The drug is a ‘game changer,’ says UCLA’s Dr. Antoni Ribas, the study’s principal investigator.
The U.S. Food and Drug Administration today (Sept.4) approved a new immunotherapy drug to treat advanced melanoma, signaling a paradigm shift in the way the deadly skin cancer is treated.
The drug, Keytruda, was tested on more than 600 patients who had melanoma that had spread throughout their bodies. Because so many of the patients in the early testing showed significant long-lasting responses, the study was continued and the FDA granted the drug “breakthrough therapy” status, allowing it to be fast-tracked for approval.
The largest phase one study in the history of oncology, the research was conducted at UCLA and 11 other sites in the U.S., Europe and Australia.
Keytruda, formerly known as MK-3475, is an antibody that targets a protein called PD-1 that is expressed by immune cells. The protein puts the immune system’s brakes on, keeping its T cells from recognizing and attacking cancer cells, said Dr. Antoni Ribas, the study’s principal investigator and a professor of medicine in the division of hematology–oncology at the David Geffen School of Medicine at UCLA.
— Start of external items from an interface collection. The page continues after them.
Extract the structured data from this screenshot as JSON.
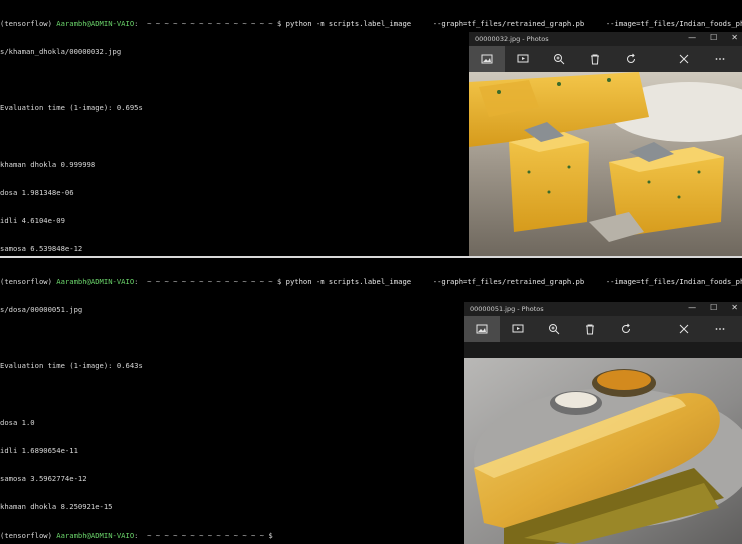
{
  "top_terminal": {
    "prompt_env": "(tensorflow)",
    "prompt_user": "Aarambh@ADMIN-VAIO",
    "prompt_path": ":  ~ ~ ~ ~ ~ ~ ~ ~ ~ ~ ~ ~ ~ ~ ~",
    "prompt_symbol": "$",
    "command": "python -m scripts.label_image     --graph=tf_files/retrained_graph.pb     --image=tf_files/Indian_foods_photos",
    "command_wrap": "s/khaman_dhokla/00000032.jpg",
    "eval_line": "Evaluation time (1-image): 0.695s",
    "results": [
      "khaman dhokla 0.999998",
      "dosa 1.981348e-06",
      "idli 4.6104e-09",
      "samosa 6.539848e-12"
    ],
    "final_prompt_path": ":  ~ ~ ~ ~ ~ ~ ~ ~ ~ ~ ~ ~ ~ ~"
  },
  "bottom_terminal": {
    "prompt_env": "(tensorflow)",
    "prompt_user": "Aarambh@ADMIN-VAIO",
    "prompt_path": ":  ~ ~ ~ ~ ~ ~ ~ ~ ~ ~ ~ ~ ~ ~ ~",
    "prompt_symbol": "$",
    "command": "python -m scripts.label_image     --graph=tf_files/retrained_graph.pb     --image=tf_files/Indian_foods_photos",
    "command_wrap": "s/dosa/00000051.jpg",
    "eval_line": "Evaluation time (1-image): 0.643s",
    "results": [
      "dosa 1.0",
      "idli 1.6890654e-11",
      "samosa 3.5962774e-12",
      "khaman dhokla 8.250921e-15"
    ],
    "final_prompt_path": ":  ~ ~ ~ ~ ~ ~ ~ ~ ~ ~ ~ ~ ~ ~"
  },
  "photo_window_top": {
    "title": "00000032.jpg - Photos",
    "image_subject": "khaman dhokla"
  },
  "photo_window_bottom": {
    "title": "00000051.jpg - Photos",
    "image_subject": "dosa"
  },
  "window_controls": {
    "minimize": "—",
    "maximize": "☐",
    "close": "✕"
  },
  "colors": {
    "user_green": "#6ad36a",
    "terminal_bg": "#000000",
    "photos_toolbar": "#2b2b2b"
  }
}
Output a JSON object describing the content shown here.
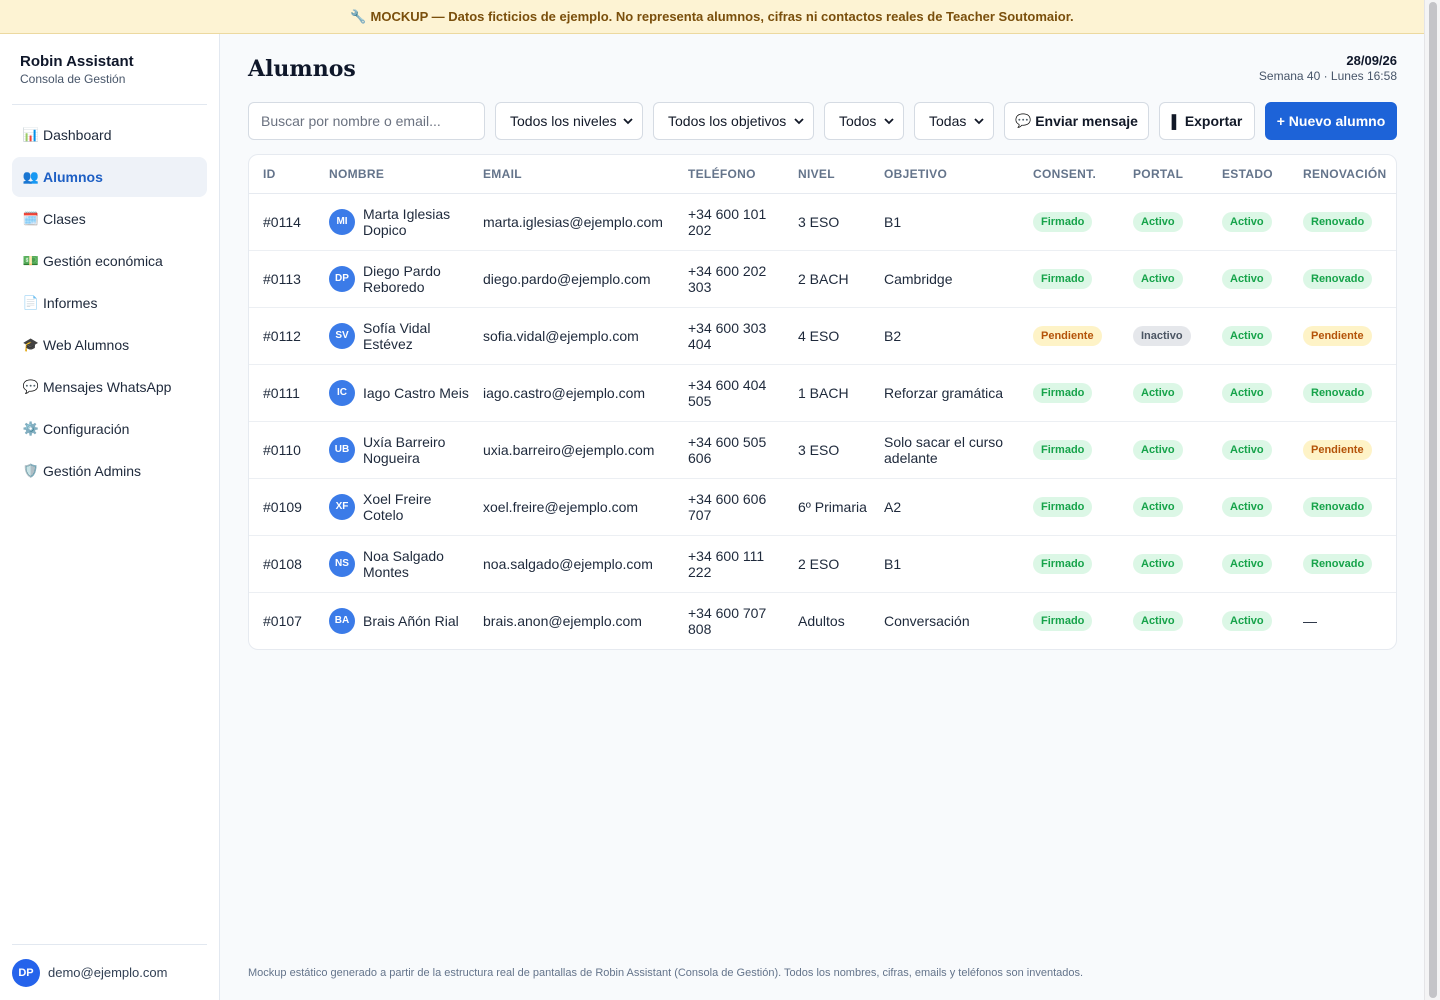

For many years, when using immunotherapy to fight cancer, doctors’ strategy has been to bolster the immune system so it could kill the cancer cells. But the approach had limited success because PD-1 prevented the immune system from becoming active enough to attack the cancer. Keytruda, in effect, cuts the brake lines, freeing up the immune system to attack the cancer.
“This drug is a game changer, a very significant advance in the treatment of melanoma,” said Ribas, who also is a researcher at UCLA’s Jonsson Comprehensive Cancer Center. “For patients who have not responded to prior therapies, this drug now provides a very real chance to shrink their tumors and the hope of a lasting response to treatment.”